■ YOUR GOAL: Search the material below for the string "better" and extract each line that has it.
[SUPPLIED DATA — start]
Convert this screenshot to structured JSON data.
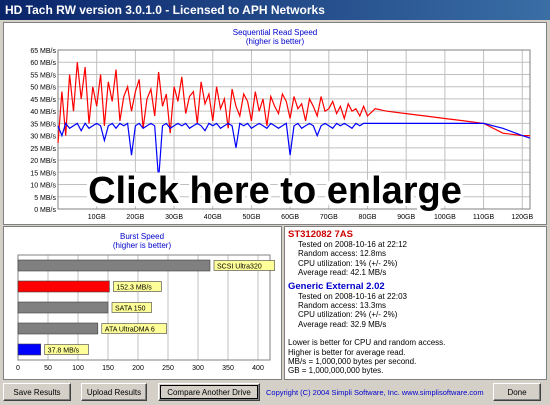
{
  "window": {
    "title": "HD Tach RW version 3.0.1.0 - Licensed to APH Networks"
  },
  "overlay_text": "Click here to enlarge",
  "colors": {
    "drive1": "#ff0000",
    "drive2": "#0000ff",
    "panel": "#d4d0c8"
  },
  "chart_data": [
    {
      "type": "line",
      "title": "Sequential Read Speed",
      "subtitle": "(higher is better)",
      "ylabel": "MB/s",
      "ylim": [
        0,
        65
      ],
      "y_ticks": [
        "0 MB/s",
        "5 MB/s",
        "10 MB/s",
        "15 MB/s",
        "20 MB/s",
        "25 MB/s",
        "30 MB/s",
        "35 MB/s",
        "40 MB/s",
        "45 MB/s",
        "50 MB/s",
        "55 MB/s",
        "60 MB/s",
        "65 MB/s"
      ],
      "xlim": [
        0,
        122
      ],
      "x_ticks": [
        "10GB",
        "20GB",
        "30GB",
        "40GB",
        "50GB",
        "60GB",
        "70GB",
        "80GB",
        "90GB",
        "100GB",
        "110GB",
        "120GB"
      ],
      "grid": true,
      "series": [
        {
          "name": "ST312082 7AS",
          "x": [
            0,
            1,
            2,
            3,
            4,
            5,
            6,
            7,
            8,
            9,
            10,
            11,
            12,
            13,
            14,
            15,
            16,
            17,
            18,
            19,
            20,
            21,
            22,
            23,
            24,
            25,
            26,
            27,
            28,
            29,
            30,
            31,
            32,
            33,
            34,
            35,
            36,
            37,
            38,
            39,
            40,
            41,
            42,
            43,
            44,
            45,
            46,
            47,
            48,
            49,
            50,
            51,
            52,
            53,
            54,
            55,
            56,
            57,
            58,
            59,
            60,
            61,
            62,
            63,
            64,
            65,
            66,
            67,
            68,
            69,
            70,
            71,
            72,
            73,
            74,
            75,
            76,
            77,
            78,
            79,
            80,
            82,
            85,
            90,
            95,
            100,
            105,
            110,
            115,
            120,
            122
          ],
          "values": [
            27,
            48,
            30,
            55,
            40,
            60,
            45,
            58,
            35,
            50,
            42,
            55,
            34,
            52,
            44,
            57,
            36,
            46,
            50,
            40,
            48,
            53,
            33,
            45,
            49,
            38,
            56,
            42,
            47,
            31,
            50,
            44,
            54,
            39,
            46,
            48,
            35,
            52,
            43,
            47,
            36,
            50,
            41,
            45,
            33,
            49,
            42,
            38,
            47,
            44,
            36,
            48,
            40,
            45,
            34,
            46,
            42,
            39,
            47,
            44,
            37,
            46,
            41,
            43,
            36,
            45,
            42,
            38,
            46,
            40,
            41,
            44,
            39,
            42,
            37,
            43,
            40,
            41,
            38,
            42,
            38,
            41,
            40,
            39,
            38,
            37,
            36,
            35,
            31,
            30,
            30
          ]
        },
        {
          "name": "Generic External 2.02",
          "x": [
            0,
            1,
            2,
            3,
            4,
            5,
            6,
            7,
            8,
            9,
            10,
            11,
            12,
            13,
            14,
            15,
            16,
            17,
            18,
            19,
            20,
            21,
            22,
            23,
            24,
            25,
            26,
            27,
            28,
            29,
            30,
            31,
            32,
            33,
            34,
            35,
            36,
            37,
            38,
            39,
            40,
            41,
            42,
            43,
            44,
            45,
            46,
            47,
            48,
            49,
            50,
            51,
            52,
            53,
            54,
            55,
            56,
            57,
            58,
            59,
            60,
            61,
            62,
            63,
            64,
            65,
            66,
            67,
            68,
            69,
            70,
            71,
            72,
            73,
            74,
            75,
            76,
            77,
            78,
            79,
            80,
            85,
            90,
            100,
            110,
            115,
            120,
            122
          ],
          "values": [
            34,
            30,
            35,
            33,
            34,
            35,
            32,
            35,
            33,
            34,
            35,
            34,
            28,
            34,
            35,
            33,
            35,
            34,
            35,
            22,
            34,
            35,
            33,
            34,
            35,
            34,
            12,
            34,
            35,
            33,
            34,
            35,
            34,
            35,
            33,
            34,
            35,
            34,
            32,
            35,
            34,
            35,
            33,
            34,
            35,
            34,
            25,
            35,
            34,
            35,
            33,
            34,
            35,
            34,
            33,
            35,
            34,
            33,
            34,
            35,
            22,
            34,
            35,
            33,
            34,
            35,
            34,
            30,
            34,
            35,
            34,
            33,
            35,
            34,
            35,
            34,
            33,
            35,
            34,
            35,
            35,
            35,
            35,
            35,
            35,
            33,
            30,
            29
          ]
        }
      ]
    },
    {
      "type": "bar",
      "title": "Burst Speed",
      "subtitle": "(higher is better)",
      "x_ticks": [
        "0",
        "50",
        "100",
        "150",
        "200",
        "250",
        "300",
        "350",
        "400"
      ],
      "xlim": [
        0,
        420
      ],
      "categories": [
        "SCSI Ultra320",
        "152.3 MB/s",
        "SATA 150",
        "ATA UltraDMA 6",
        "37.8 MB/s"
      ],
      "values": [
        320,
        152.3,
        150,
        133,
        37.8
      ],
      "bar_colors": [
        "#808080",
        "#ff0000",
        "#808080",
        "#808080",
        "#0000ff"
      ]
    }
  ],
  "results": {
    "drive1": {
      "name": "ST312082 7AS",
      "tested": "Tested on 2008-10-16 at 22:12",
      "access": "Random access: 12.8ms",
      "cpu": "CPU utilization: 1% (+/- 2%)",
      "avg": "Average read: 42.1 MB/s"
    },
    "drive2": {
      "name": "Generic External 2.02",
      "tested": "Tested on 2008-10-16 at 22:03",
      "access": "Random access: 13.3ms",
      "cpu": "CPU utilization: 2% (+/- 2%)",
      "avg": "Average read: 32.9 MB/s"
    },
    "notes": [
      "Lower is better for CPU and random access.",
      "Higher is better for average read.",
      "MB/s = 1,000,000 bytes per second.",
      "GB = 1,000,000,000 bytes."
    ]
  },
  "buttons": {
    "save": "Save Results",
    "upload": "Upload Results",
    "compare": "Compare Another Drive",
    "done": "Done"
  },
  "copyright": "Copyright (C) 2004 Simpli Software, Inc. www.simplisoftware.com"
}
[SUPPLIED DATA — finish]
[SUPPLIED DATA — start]
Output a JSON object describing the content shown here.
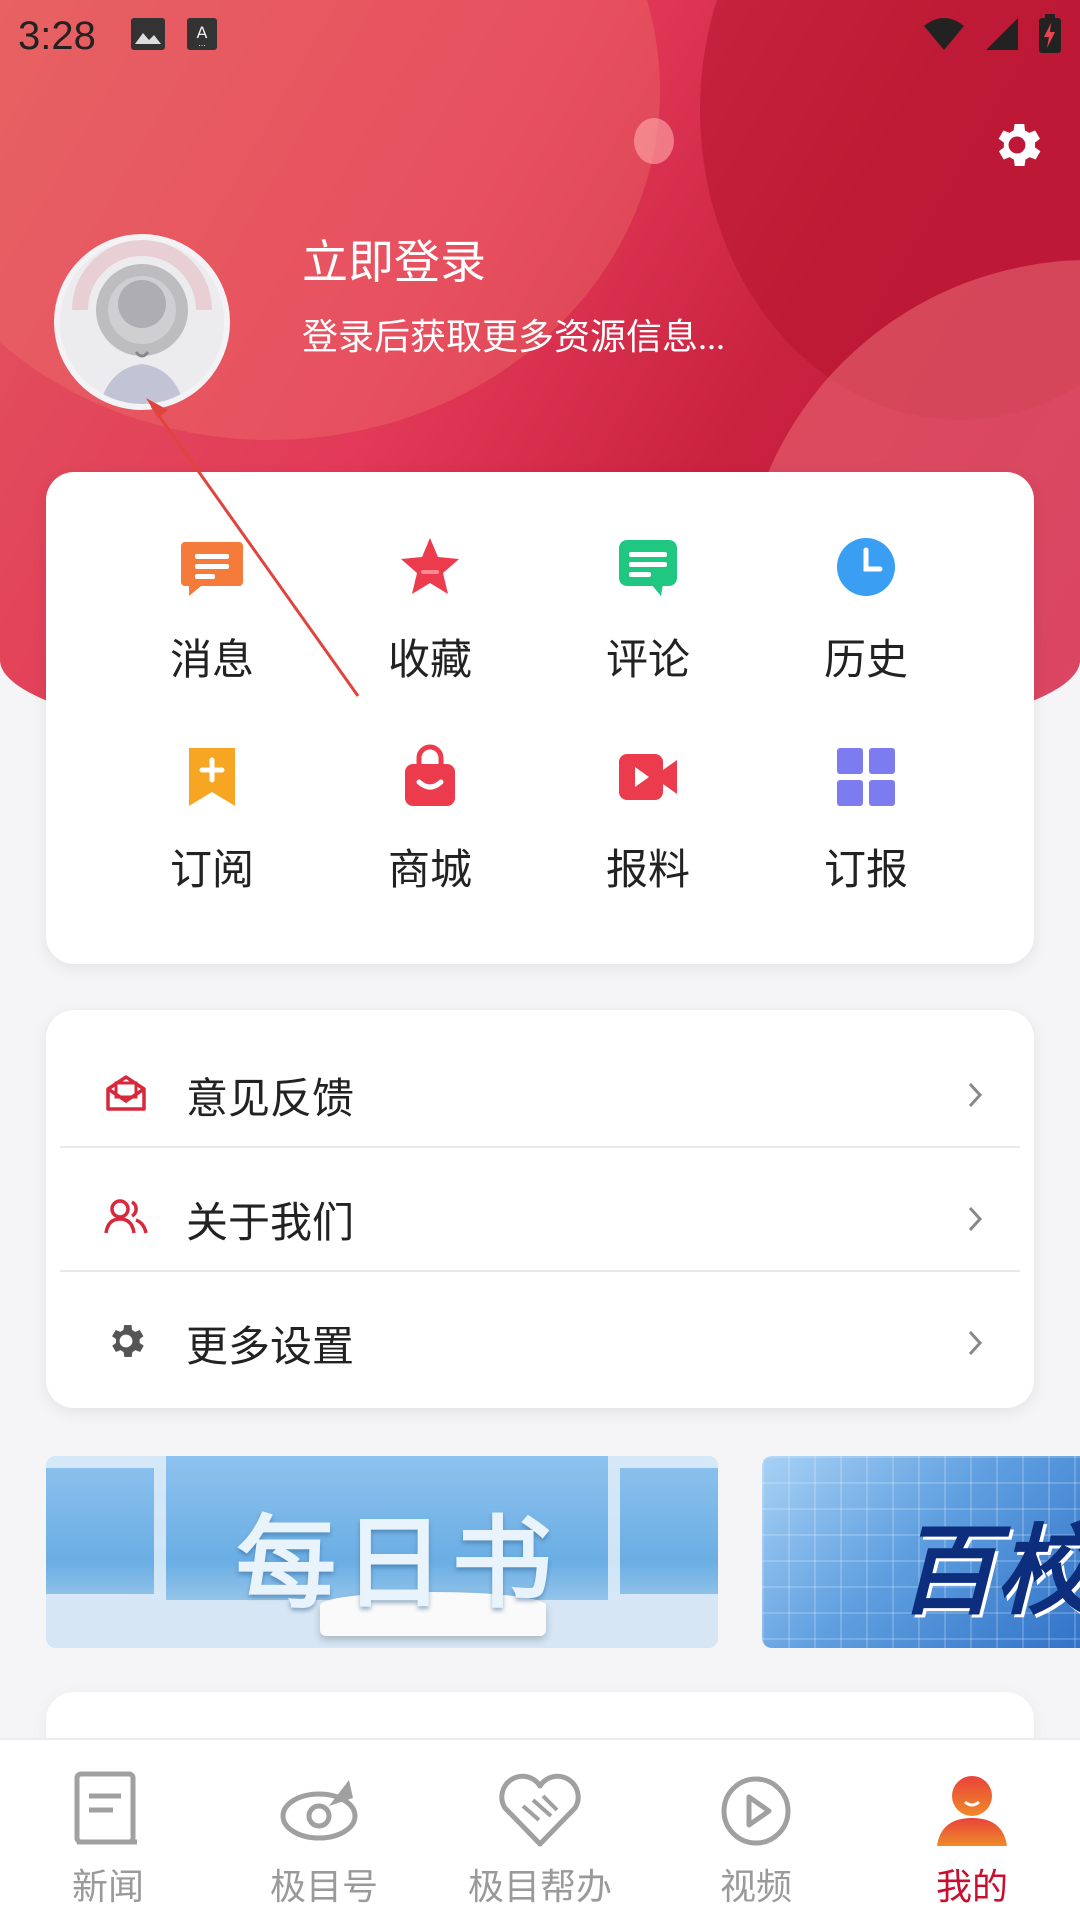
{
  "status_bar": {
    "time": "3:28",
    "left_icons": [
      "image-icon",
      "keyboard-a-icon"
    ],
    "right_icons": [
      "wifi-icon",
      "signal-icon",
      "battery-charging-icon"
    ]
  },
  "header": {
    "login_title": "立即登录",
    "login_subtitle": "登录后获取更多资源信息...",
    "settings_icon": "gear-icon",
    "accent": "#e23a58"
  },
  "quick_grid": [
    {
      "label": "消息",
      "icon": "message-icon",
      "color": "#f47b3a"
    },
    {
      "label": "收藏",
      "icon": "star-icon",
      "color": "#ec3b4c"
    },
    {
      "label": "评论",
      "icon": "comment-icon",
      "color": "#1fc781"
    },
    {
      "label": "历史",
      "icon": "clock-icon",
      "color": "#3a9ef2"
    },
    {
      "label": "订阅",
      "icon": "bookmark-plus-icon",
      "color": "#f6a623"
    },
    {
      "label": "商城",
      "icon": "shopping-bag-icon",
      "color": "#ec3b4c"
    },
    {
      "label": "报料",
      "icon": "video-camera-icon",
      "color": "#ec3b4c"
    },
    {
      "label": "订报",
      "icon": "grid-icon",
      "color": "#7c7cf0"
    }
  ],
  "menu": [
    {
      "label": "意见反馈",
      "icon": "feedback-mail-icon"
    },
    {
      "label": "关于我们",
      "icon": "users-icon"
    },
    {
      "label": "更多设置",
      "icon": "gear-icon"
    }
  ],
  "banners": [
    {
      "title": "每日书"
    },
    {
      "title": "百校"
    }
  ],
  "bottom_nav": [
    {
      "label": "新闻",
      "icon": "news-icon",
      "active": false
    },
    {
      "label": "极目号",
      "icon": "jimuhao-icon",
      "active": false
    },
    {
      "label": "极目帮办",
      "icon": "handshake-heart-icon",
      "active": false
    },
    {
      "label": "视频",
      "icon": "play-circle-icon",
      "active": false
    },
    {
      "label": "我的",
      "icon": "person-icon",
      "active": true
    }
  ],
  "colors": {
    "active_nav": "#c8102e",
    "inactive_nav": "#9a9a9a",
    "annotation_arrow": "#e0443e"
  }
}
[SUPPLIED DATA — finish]
■ TASK OUTPUT:
      "subtitle": "(higher is better)",
      "subtitle": "(higher is better)",
      "Lower is better for CPU and random access.",
      "Higher is better for average read.",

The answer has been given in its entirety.